Lesson #2: Storytelling to Engage Alumni and Donors
It’s no secret that universities rely heavily on donations as a core aspect of funding. Yet, with so much uncertainty, the ask is a bit more delicate. While some donors are eager to give, others are experiencing financial hardships of their own. Not to mention, in-person events have been wiped from the calendar for the foreseeable future – previously a major source of alumni and donor engagement.
Universities can’t afford to halt all donor activity. And, truth be told, halting donation activity isn’t even necessary. The real need is for a different approach. That’s why the content strategy has pivoted to leading with storytelling, highlighting the rich stories of the university and alumni communities that are constantly unfolding.
“We created a campaign of ‘Faces from the Frontlines,’ to tell the stories of our alumni and community members in the fight against the pandemic– whether that be in hospital work, or donations of personal protective equipment.
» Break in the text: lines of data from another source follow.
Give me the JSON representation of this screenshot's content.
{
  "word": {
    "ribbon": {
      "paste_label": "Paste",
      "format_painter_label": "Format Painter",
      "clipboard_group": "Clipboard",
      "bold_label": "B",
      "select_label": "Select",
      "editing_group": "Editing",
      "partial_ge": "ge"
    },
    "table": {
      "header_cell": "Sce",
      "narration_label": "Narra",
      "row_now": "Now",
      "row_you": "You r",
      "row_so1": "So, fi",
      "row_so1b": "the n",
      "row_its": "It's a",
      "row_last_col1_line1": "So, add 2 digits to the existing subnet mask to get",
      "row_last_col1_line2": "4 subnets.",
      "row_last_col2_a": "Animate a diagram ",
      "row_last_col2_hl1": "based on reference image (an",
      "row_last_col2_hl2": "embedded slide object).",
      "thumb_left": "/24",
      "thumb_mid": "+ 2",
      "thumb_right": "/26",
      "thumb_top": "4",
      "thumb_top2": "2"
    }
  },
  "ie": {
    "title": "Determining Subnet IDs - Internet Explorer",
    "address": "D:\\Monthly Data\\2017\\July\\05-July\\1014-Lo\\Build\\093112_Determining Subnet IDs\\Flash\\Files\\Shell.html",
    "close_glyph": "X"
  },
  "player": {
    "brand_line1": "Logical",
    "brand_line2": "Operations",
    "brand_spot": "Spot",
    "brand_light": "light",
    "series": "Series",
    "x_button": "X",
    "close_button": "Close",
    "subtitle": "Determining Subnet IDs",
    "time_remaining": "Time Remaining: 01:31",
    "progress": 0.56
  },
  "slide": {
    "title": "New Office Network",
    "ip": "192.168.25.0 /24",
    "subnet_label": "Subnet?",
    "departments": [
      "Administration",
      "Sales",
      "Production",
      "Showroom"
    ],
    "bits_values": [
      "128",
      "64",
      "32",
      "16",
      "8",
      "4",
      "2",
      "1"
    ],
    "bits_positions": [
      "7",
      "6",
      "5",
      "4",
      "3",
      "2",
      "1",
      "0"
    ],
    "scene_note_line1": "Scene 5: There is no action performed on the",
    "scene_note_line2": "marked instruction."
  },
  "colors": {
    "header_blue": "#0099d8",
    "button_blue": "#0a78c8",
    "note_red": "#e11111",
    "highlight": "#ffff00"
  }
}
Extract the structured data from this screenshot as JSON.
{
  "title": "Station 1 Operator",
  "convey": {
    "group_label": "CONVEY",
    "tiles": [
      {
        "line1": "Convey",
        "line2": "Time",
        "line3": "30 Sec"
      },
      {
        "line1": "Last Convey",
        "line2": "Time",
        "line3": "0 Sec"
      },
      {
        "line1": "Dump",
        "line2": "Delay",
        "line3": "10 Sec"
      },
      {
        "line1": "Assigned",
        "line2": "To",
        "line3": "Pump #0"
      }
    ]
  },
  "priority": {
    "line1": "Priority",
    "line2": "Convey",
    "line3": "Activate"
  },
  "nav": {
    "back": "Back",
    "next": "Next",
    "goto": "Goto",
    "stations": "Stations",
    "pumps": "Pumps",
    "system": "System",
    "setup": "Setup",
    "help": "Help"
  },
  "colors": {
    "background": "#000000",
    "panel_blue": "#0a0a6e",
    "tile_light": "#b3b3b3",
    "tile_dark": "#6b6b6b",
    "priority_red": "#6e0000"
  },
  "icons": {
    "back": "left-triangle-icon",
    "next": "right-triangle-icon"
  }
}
If people are moved after reading some of these stories and feel compelled to make a gift, we then want to make sure that’s easily accessible by offering the ability to donate at every touchpoint,” said Kristine.
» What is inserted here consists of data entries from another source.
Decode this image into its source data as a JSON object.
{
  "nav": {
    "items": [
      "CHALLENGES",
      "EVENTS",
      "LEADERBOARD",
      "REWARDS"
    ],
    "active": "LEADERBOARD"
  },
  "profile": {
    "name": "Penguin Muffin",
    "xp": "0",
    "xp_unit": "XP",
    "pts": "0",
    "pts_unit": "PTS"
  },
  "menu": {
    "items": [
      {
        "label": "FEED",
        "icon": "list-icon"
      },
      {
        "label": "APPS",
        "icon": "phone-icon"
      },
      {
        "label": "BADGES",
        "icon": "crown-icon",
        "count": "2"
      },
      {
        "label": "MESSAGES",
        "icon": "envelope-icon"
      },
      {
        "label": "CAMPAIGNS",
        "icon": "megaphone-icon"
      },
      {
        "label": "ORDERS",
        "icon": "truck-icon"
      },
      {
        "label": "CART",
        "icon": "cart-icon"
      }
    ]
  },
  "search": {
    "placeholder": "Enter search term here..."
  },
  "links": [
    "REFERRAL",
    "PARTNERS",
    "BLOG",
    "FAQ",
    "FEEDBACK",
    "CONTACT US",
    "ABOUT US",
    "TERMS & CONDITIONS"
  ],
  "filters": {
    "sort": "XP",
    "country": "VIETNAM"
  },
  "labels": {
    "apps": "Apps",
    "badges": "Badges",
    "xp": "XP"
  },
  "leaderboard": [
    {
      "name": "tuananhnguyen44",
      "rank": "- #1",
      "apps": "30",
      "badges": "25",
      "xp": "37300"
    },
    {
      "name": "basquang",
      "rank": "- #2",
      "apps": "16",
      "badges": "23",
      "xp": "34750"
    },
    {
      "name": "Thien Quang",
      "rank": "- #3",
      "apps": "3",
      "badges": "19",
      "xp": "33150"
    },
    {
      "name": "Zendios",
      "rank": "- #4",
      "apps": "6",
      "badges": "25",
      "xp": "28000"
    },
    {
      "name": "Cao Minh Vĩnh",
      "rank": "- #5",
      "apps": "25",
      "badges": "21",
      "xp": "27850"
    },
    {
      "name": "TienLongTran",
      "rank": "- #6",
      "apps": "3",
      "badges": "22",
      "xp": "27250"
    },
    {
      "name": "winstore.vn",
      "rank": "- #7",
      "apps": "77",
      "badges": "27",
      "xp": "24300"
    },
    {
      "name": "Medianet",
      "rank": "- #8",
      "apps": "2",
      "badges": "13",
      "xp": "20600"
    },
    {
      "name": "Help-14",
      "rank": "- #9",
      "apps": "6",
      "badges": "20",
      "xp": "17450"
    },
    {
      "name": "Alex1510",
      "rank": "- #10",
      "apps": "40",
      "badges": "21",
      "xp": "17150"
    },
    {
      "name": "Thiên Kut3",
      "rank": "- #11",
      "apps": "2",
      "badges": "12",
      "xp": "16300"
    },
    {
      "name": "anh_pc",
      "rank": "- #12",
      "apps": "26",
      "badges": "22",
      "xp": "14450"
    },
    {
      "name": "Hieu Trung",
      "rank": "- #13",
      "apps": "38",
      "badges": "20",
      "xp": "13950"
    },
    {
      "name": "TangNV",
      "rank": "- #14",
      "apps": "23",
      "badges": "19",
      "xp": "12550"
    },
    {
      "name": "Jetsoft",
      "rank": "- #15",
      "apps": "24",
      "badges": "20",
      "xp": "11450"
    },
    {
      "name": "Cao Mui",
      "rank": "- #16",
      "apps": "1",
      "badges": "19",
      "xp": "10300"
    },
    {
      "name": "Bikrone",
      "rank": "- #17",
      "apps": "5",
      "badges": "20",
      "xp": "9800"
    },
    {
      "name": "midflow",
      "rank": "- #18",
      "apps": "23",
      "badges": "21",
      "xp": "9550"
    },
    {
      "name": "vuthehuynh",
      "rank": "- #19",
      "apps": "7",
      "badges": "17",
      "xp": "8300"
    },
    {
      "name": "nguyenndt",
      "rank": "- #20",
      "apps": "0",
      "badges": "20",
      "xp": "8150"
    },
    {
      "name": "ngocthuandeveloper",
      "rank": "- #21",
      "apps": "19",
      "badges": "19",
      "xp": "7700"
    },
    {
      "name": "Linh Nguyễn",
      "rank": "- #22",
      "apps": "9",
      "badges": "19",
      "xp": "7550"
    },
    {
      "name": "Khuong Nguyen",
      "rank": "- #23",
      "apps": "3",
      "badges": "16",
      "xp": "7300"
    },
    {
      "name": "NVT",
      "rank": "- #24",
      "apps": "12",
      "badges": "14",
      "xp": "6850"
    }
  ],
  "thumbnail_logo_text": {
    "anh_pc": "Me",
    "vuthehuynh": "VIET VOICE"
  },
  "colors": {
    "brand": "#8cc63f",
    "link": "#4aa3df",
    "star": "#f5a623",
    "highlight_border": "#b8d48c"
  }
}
Elise emphatically agreed. “Shine a light on the stories of community members responding helpfully during this time, and also share various volunteer opportunities that alumni and donors can participate in to help the university community,” she said. “These are great ways to include community members who may not be able to donate financially, but want to contribute by volunteering their time.”
“Many people are searching for any and all forms of connection right now and want to make an impact on the communities that are near to their hearts – donating time or money are simple ways to do just that.”Many people are searching for any and all forms of connection right now and want to make an impact on the communities that are near to their hearts – donating time or money are simple ways to do just that. - Elise Perachio Click To Tweet
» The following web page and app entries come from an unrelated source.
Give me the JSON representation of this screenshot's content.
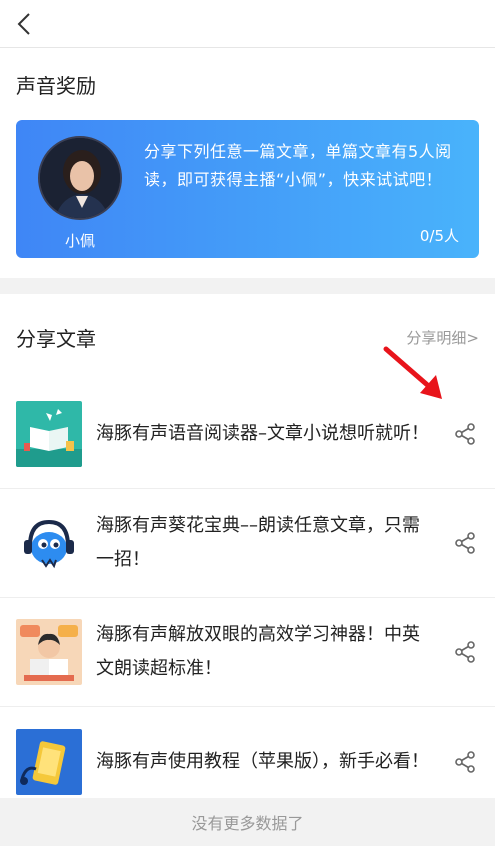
{
  "header": {
    "back_icon": "chevron-left-icon"
  },
  "reward": {
    "title": "声音奖励",
    "avatar_name": "小佩",
    "description": "分享下列任意一篇文章，单篇文章有5人阅读，即可获得主播“小佩”，快来试试吧！",
    "progress": "0/5人",
    "gradient_start": "#3f86f6",
    "gradient_end": "#49b3fb"
  },
  "share": {
    "title": "分享文章",
    "detail_link": "分享明细>",
    "articles": [
      {
        "title": "海豚有声语音阅读器–文章小说想听就听！",
        "thumb": "book-illustration"
      },
      {
        "title": "海豚有声葵花宝典––朗读任意文章，只需一招！",
        "thumb": "dolphin-headphones"
      },
      {
        "title": "海豚有声解放双眼的高效学习神器！中英文朗读超标准！",
        "thumb": "child-reading"
      },
      {
        "title": "海豚有声使用教程（苹果版），新手必看！",
        "thumb": "phone-headphones"
      }
    ]
  },
  "footer": {
    "no_more": "没有更多数据了"
  },
  "annotation": {
    "arrow_color": "#e8141b"
  }
}
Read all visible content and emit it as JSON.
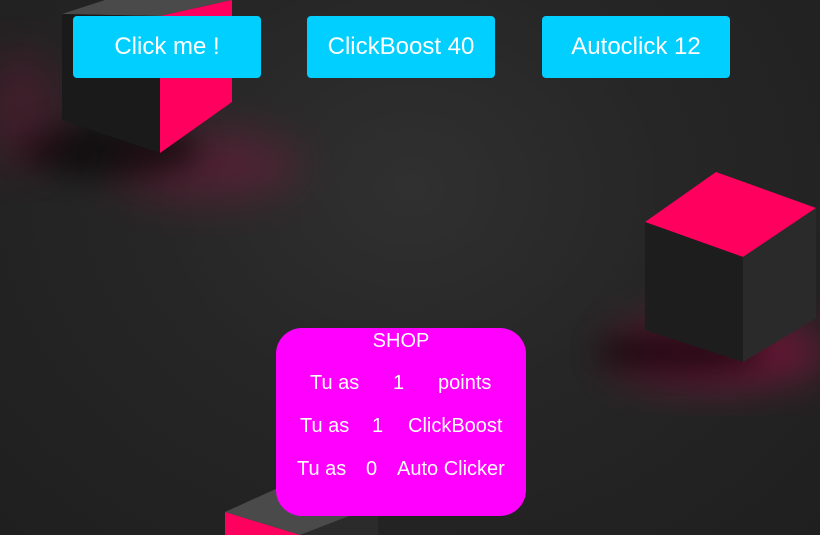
{
  "buttons": {
    "click_label": "Click me !",
    "boost_label": "ClickBoost 40",
    "autoclick_label": "Autoclick 12"
  },
  "shop": {
    "title": "SHOP",
    "rows": [
      {
        "prefix": "Tu as",
        "value": "1",
        "label": "points"
      },
      {
        "prefix": "Tu as",
        "value": "1",
        "label": "ClickBoost"
      },
      {
        "prefix": "Tu as",
        "value": "0",
        "label": "Auto Clicker"
      }
    ]
  },
  "colors": {
    "button_bg": "#00cfff",
    "shop_bg": "#ff00ff",
    "cube_accent": "#ff005e",
    "background": "#262626"
  }
}
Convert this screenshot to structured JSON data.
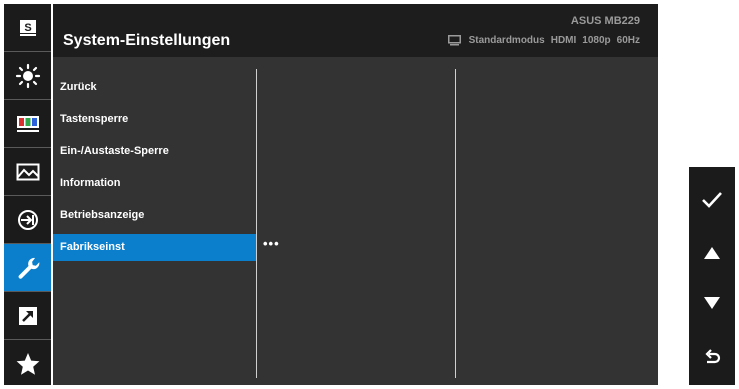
{
  "header": {
    "title": "System-Einstellungen",
    "model": "ASUS MB229",
    "status": {
      "mode": "Standardmodus",
      "input": "HDMI",
      "resolution": "1080p",
      "refresh": "60Hz"
    }
  },
  "sidebar": {
    "items": [
      {
        "icon": "splendid-s-icon",
        "label": "S"
      },
      {
        "icon": "brightness-icon"
      },
      {
        "icon": "color-bars-icon"
      },
      {
        "icon": "image-icon"
      },
      {
        "icon": "input-select-icon"
      },
      {
        "icon": "wrench-icon",
        "active": true
      },
      {
        "icon": "shortcut-arrow-icon"
      },
      {
        "icon": "star-icon"
      }
    ]
  },
  "menu": {
    "items": [
      "Zurück",
      "Tastensperre",
      "Ein-/Austaste-Sperre",
      "Information",
      "Betriebsanzeige",
      "Fabrikseinst"
    ],
    "selected_index": 5,
    "submenu_indicator": "•••"
  },
  "hardware_buttons": [
    {
      "icon": "checkmark-icon"
    },
    {
      "icon": "arrow-up-icon"
    },
    {
      "icon": "arrow-down-icon"
    },
    {
      "icon": "back-icon"
    }
  ],
  "colors": {
    "accent": "#0b7fcc",
    "panel": "#333333",
    "header": "#1d1d1d",
    "sidebar": "#1b1b1b"
  }
}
Lesson #3: Position to Pivot
Lastly, “Can universities stay open?” This is the big question that everyone in higher ed is asking right now, yet no one can definitively answer.
Nonetheless, universities are tasked with planning for the upcoming semesters during what has already proven to be a turbulent and unknown future. The key is to build plans that take current circumstances into consideration, while allowing space to pivot quickly if needed.
When building an actionable plan, both Kristine and Elise recommend incorporating the following steps:
Listen to your audiences. As the world quickly changes, so may the needs and top concerns of your audiences. Make a renewed effort to understand and serve them correctly through segmentation and personalization.
Dive deeper into your reporting. There has been a radical change in day-to-day operations, which has also translated into a radical change in marketing. Use your data and measurement pieces to inform the new tactics, and learn what works in today’s climate.There has been a radical change in day-to-day operations, which has also translated into a radical change in marketing. Use your data and measurement pieces to inform the new tactics, and learn what works in today’s climate. Click To Tweet
Try new things. You’ve been granted a fresh perspective – use it! Try out different directions with content, and then measure and learn from these efforts.
One thing is certain: the concept of “normal” has become near irrelevant during this time. However, that doesn’t have to be entirely a bad thing. Even during a global pandemic amid an onslaught of crisis communications, there are silver linings and lessons to be learned. If universities are able to capture the right data, use the right tools, and implement the right processes, there is a great opportunity to pivot quickly and even uncover new ways of communicating.
If you need help pivoting your marketing operations, contact us. We’re happy to discuss your current strategy and processes, and how we can help.